--- Entries provided ---

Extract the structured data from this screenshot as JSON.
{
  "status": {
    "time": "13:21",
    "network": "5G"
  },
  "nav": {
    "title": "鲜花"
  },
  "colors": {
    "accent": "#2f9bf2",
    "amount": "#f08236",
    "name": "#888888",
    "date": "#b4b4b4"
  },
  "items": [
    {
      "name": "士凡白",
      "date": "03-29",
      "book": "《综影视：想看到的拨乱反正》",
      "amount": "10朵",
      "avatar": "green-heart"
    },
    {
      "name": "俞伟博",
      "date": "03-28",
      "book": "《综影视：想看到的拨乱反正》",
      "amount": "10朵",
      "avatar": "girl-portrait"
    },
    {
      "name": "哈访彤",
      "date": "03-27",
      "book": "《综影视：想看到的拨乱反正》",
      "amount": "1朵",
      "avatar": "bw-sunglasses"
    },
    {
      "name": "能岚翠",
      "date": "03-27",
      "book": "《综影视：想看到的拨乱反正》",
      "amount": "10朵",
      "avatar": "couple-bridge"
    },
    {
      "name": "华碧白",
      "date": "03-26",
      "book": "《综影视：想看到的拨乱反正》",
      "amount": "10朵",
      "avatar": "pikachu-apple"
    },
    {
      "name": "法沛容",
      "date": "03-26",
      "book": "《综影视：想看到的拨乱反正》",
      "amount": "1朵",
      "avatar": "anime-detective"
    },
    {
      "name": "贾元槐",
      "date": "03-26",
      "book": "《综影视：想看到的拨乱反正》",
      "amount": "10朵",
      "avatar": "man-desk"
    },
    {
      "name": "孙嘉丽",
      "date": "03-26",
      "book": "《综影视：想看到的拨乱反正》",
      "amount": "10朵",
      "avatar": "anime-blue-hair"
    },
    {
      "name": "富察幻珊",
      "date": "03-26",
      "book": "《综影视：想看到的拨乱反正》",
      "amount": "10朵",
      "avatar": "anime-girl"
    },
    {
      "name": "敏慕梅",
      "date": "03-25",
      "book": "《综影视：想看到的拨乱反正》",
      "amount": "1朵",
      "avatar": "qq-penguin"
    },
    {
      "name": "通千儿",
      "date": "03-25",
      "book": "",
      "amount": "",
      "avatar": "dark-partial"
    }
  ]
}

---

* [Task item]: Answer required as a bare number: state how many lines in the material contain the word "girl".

* [Your solution]: 2